The West Virginia Department of Environmental Protection has ordered the owners of a coal-cleaning plant to disclose everything that leaked from a storage tank and fouled the water supply for 300,000 people.
Freedom Industries, Inc. has until 4 p.m. Wednesday to report all of the substances that spilled into the Elk River in Charleston on Jan. 9.
The order comes after Freedom told the state Tuesday that in addition to the coal-cleaning chemical Crude MCHM, its Ettowah Terminal storage tank held roughly 300 gallons of a chemical called PPH, or polyglycol eithers.

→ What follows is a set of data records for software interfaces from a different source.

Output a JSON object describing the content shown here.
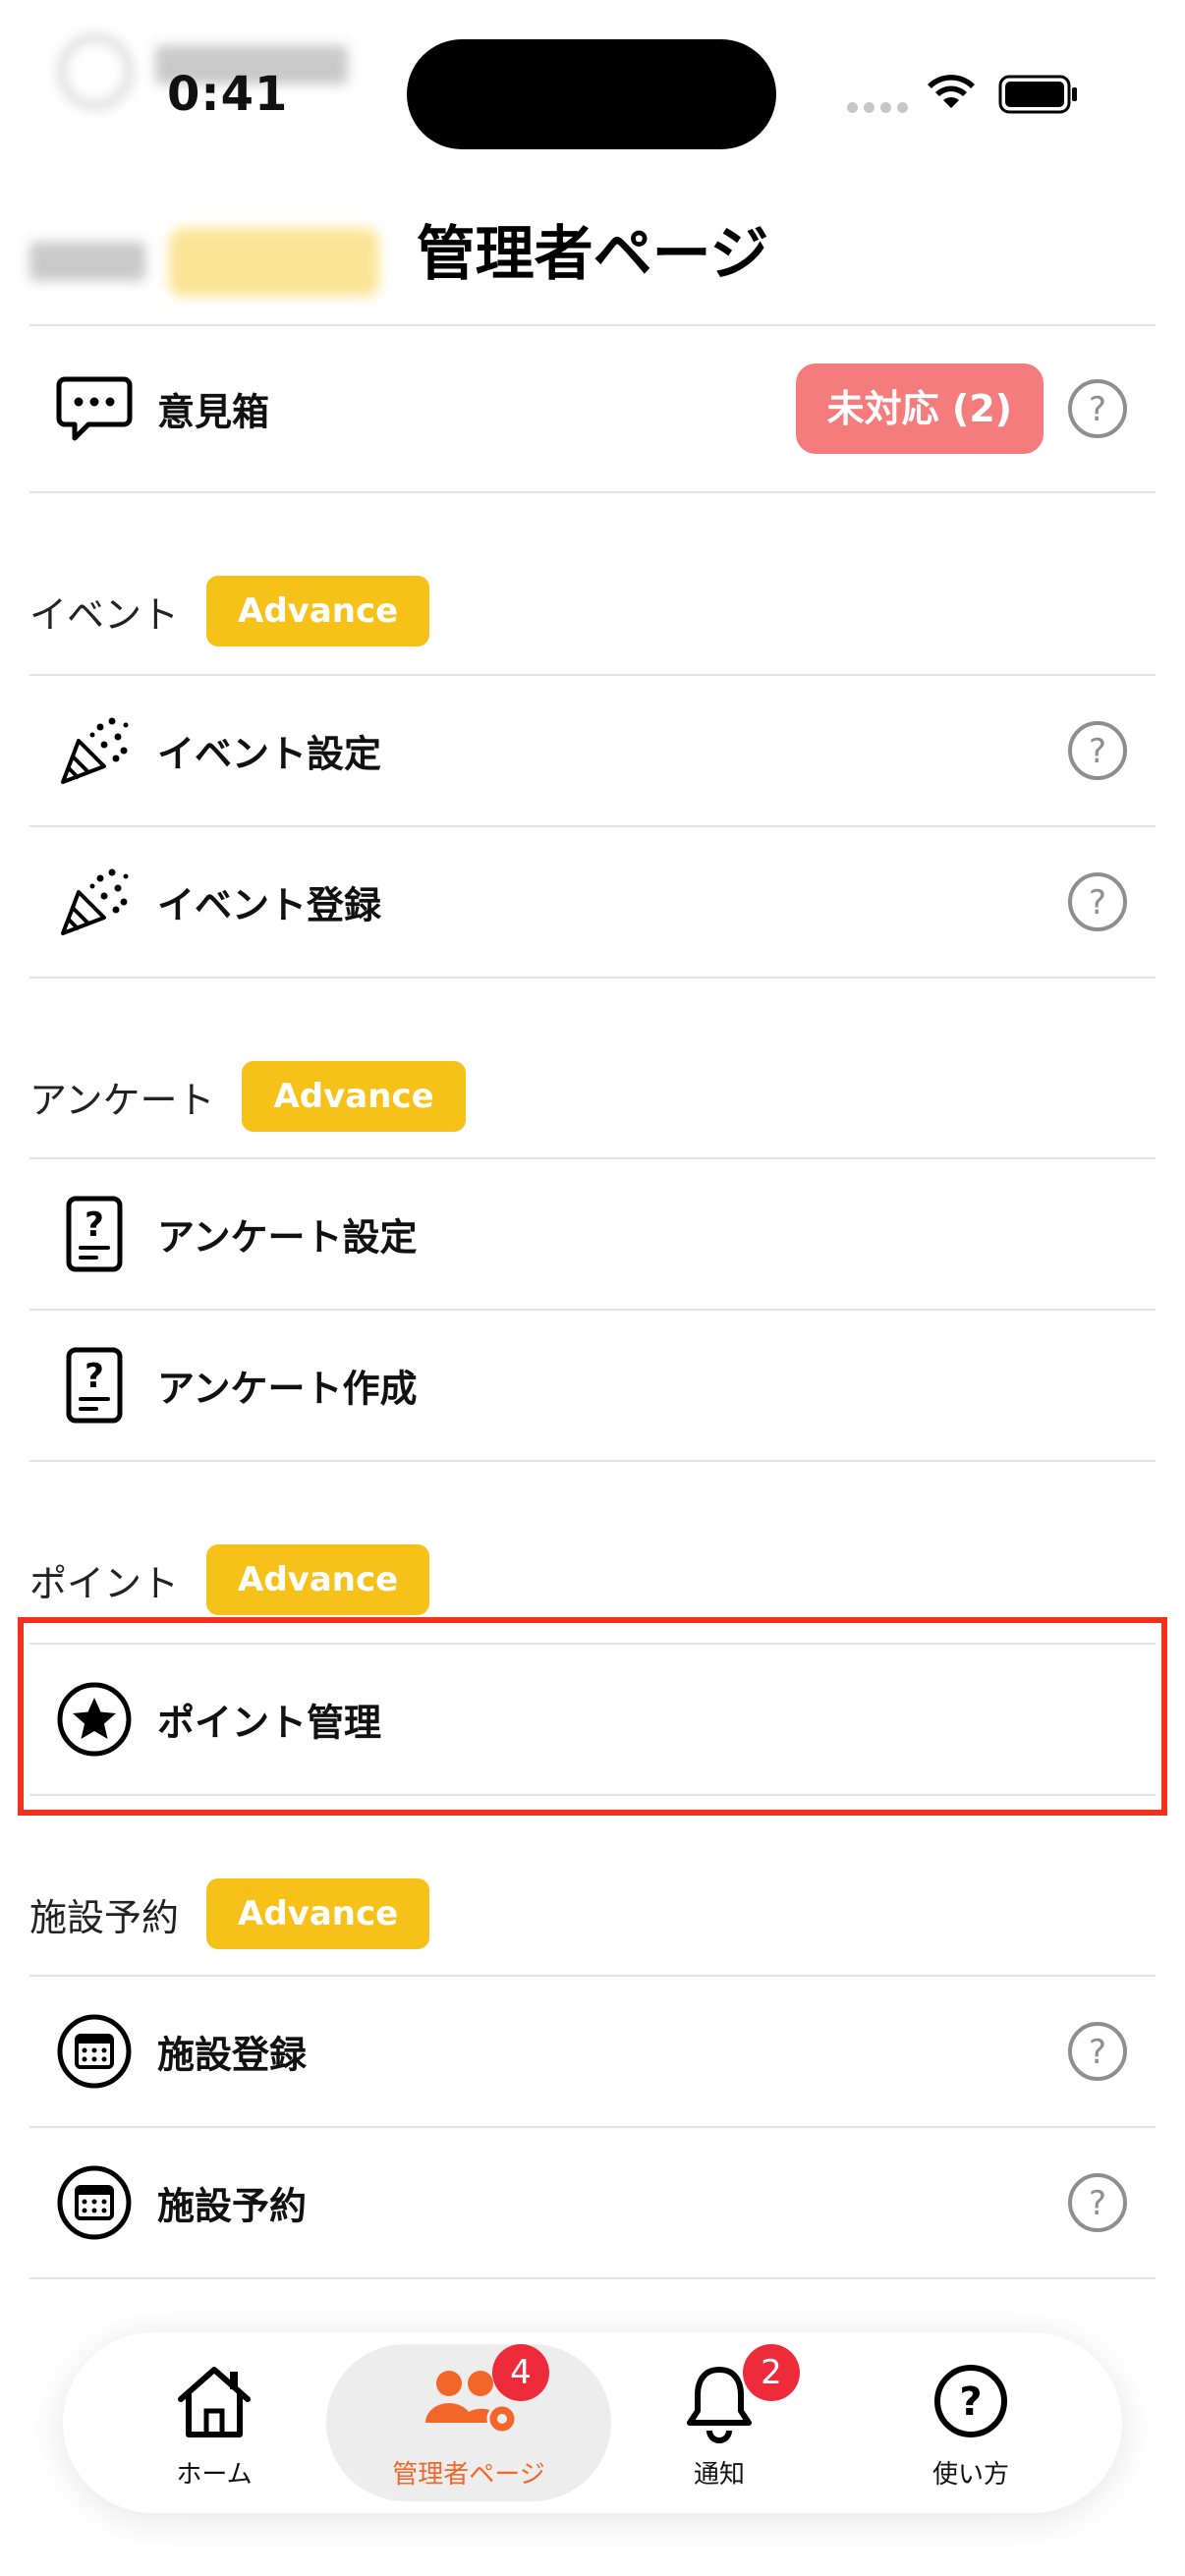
{
  "status_bar": {
    "time": "0:41"
  },
  "header": {
    "title": "管理者ページ"
  },
  "feedback_row": {
    "label": "意見箱",
    "status": "未対応 (2)"
  },
  "sections": [
    {
      "title": "イベント",
      "badge": "Advance",
      "items": [
        {
          "label": "イベント設定",
          "icon": "party-popper-icon",
          "has_help": true
        },
        {
          "label": "イベント登録",
          "icon": "party-popper-icon",
          "has_help": true
        }
      ]
    },
    {
      "title": "アンケート",
      "badge": "Advance",
      "items": [
        {
          "label": "アンケート設定",
          "icon": "survey-document-icon",
          "has_help": false
        },
        {
          "label": "アンケート作成",
          "icon": "survey-document-icon",
          "has_help": false
        }
      ]
    },
    {
      "title": "ポイント",
      "badge": "Advance",
      "items": [
        {
          "label": "ポイント管理",
          "icon": "star-circle-icon",
          "has_help": false
        }
      ]
    },
    {
      "title": "施設予約",
      "badge": "Advance",
      "items": [
        {
          "label": "施設登録",
          "icon": "calendar-icon",
          "has_help": true
        },
        {
          "label": "施設予約",
          "icon": "calendar-icon",
          "has_help": true
        }
      ]
    }
  ],
  "tabbar": {
    "items": [
      {
        "label": "ホーム",
        "icon": "home-icon"
      },
      {
        "label": "管理者ページ",
        "icon": "admin-users-icon",
        "badge": "4",
        "active": true
      },
      {
        "label": "通知",
        "icon": "bell-icon",
        "badge": "2"
      },
      {
        "label": "使い方",
        "icon": "help-icon"
      }
    ]
  },
  "colors": {
    "accent": "#f2662a",
    "advance_badge": "#f6c21a",
    "status_pill": "#f47c7c",
    "highlight": "#f2321d",
    "badge": "#ee2b3b"
  }
}
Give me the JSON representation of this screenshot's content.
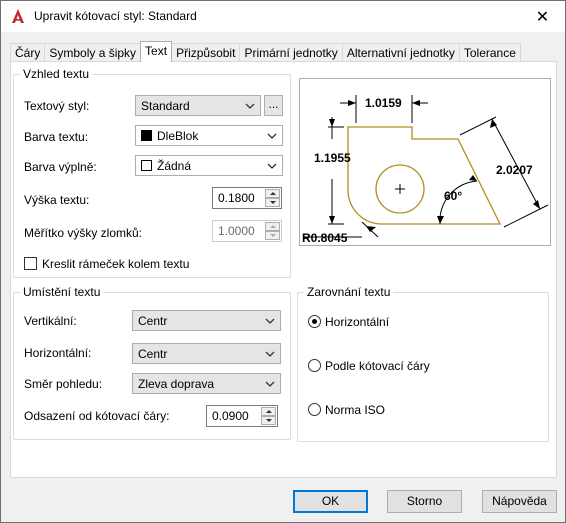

“Having this revelation so late in the game is completely unacceptable,” Environmental Secretary Randy Huffman said n a news release Wednesday.
The WVDEP said this second chemical was not included in the initial information regarding the contamination, and Gov. Earl Ray Tomblin’s spokeswoman said Wednesday that the initial tests didn't detect PPH in the water.
A Freedom Industries data sheet on PPH says it can irritate the eyes and skin and is harmful if swallowed.
Failure to report the spilled chemicals accurately directly violates state code.
Huffman says “having to order them to provide such obvious information is indicative of the continued decline of their credibility.”
Freedom filed for bankruptcy protection last week. The company owes $3.66 million to its top unsecured creditors, according to bankruptcy documents, The Charleston Gazette reported.
The Associated Press contributed to this report.